Breath of Fire II Review (SNES, 1994)

You can tell this one came out only a year after its predecessor, as Breath of Fire II is very similar to the series originator from 1993. This game improves on the first one in many ways: Better visuals, better music, better story and writing. And yet it doesn't quite reach for the top of its genre. A horrid encounter rate unfortunately drags this one down to another exercise in patience.

Breath of Fire II (in japan with the subtitle "The Chosen One") starts off very promising. In fact it does so with one of the better RPG opening sequences I have experienced. The events in the intro are very eerie and dreamlike, so much that even after beating the game I never quite developed the feeling that I wasn't playing a dream. After a 10 year time skip the game begins proper. It takes a long time for the plot to build up and connect to the events of the opening, but the subplots leading up to the climax are all very well written. Unlike the first game this one has a strong emphasis on each of the playable characters, as they all get their own story arcs and developments. The plot as a whole could be snarkily reduced to "An ancient evil has awoken", but I feel there is a not so subtle meaning behind the events of Breath of Fire II that holds value not even, but more so, today than at the time of its initial release.

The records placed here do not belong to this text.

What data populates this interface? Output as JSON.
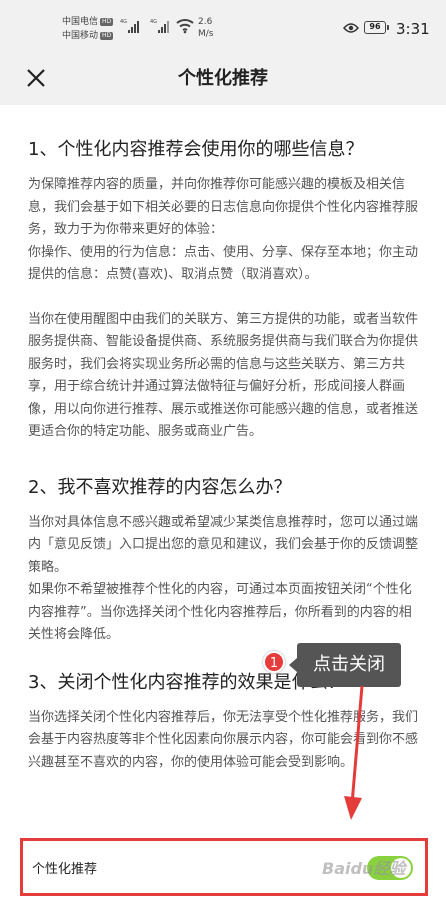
{
  "status_bar": {
    "carrier1": "中国电信",
    "carrier2": "中国移动",
    "hd_tag": "HD",
    "sig_tag": "4G",
    "speed_value": "2.6",
    "speed_unit": "M/s",
    "battery": "96",
    "time": "3:31"
  },
  "header": {
    "title": "个性化推荐"
  },
  "sections": [
    {
      "title": "1、个性化内容推荐会使用你的哪些信息？",
      "paragraphs": [
        "为保障推荐内容的质量，并向你推荐你可能感兴趣的模板及相关信息，我们会基于如下相关必要的日志信息向你提供个性化内容推荐服务，致力于为你带来更好的体验：\n你操作、使用的行为信息：点击、使用、分享、保存至本地；你主动提供的信息：点赞(喜欢)、取消点赞（取消喜欢）。",
        "当你在使用醒图中由我们的关联方、第三方提供的功能，或者当软件服务提供商、智能设备提供商、系统服务提供商与我们联合为你提供服务时，我们会将实现业务所必需的信息与这些关联方、第三方共享，用于综合统计并通过算法做特征与偏好分析，形成间接人群画像，用以向你进行推荐、展示或推送你可能感兴趣的信息，或者推送更适合你的特定功能、服务或商业广告。"
      ]
    },
    {
      "title": "2、我不喜欢推荐的内容怎么办？",
      "paragraphs": [
        "当你对具体信息不感兴趣或希望减少某类信息推荐时，您可以通过端内「意见反馈」入口提出您的意见和建议，我们会基于你的反馈调整策略。\n如果你不希望被推荐个性化的内容，可通过本页面按钮关闭“个性化内容推荐”。当你选择关闭个性化内容推荐后，你所看到的内容的相关性将会降低。"
      ]
    },
    {
      "title": "3、关闭个性化内容推荐的效果是什么？",
      "paragraphs": [
        "当你选择关闭个性化内容推荐后，你无法享受个性化推荐服务，我们会基于内容热度等非个性化因素向你展示内容，你可能会看到你不感兴趣甚至不喜欢的内容，你的使用体验可能会受到影响。"
      ]
    }
  ],
  "toggle": {
    "label": "个性化推荐",
    "state": "on",
    "color": "#8ad13f"
  },
  "annotation": {
    "step": "1",
    "text": "点击关闭",
    "color": "#e43b3b"
  },
  "watermark": "Baidu经验"
}
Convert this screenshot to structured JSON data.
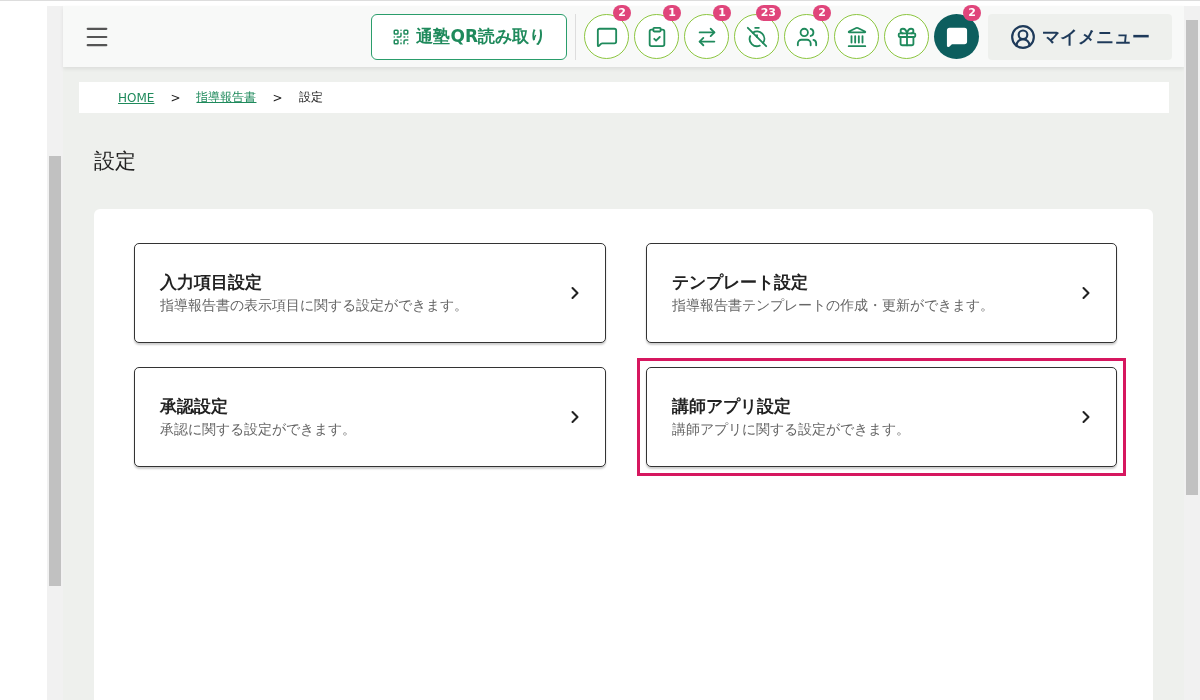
{
  "header": {
    "qr_button": "通塾QR読み取り",
    "icon_buttons": [
      {
        "badge": "2",
        "filled": false
      },
      {
        "badge": "1",
        "filled": false
      },
      {
        "badge": "1",
        "filled": false
      },
      {
        "badge": "23",
        "filled": false
      },
      {
        "badge": "2",
        "filled": false
      },
      {
        "filled": false
      },
      {
        "filled": false
      },
      {
        "badge": "2",
        "filled": true
      }
    ],
    "my_menu": "マイメニュー"
  },
  "breadcrumb": [
    {
      "label": "HOME",
      "link": true
    },
    {
      "label": ">",
      "link": false
    },
    {
      "label": "指導報告書",
      "link": true
    },
    {
      "label": ">",
      "link": false
    },
    {
      "label": "設定",
      "link": false
    }
  ],
  "page_title": "設定",
  "cards": [
    {
      "title": "入力項目設定",
      "description": "指導報告書の表示項目に関する設定ができます。",
      "highlighted": false
    },
    {
      "title": "テンプレート設定",
      "description": "指導報告書テンプレートの作成・更新ができます。",
      "highlighted": false
    },
    {
      "title": "承認設定",
      "description": "承認に関する設定ができます。",
      "highlighted": false
    },
    {
      "title": "講師アプリ設定",
      "description": "講師アプリに関する設定ができます。",
      "highlighted": true
    }
  ]
}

But despite the vastly improved storytelling, graphics and music the gameplay barely differs from that of the original Breath of Fire. Once again each character comes with a unique skill to be used on the overworld and on map screeens. However the amount of secrets hidden behind the use of these has been reduced a lot. Despite its open world Breath II feels significantly more straightforward than is predecessor. The protagonist's dragon transformations are now single-use skills that deal major damage in exchange for all of his MP. However there are shamans hidden all over the world that can be combined with the other characters. Some of these combinations result in entirely new appearances, it's quite reminiscent of fusions in Dragon Ball Z. But what sounds cool on paper does very little in terms of gameplay. Fused characters are merely stronger versions of their normal selves, there is not as much customization as one would believe. There are few moments in the game where the player has the opportunity to teach skills to a character of their choosing, but this is the extend of that Breath of Fire II allows in terms of character customization. The gameplay experience feels as static as it did in Breath of Fire. Unfortunatly the encounter rate has only gone up. Many dungeons force you into an encounter every two to three steps (I wish I was exaggerating!). The last dungeon alone took me no less than 5 to 6 hours. At least the developers loosened the leveling curves a little, so it no longer takes forever for some characters to gain new levels.
The game has a town-building mechanic that I'm sure was quite impressive for an otherwise regular RPG of its time. However much like the fusion mechanic this is just a neat addition to an otherwise medicore game experience. It's a cool idea that doesn't save the game from its tedious dungeons.

Everything said Breath of Fire II is much like its ancestor a game only for hardcore fans. If the gameplay wasn't as brutal I would heartily recommend it for its story and characters, but with still lackluster character customization and random encounters almost every step I find this to be a hard sell for most people. The Game Boy Advance port may have improved on the aspects that bring the original SNES release down, but I can't comment on what I haven't played.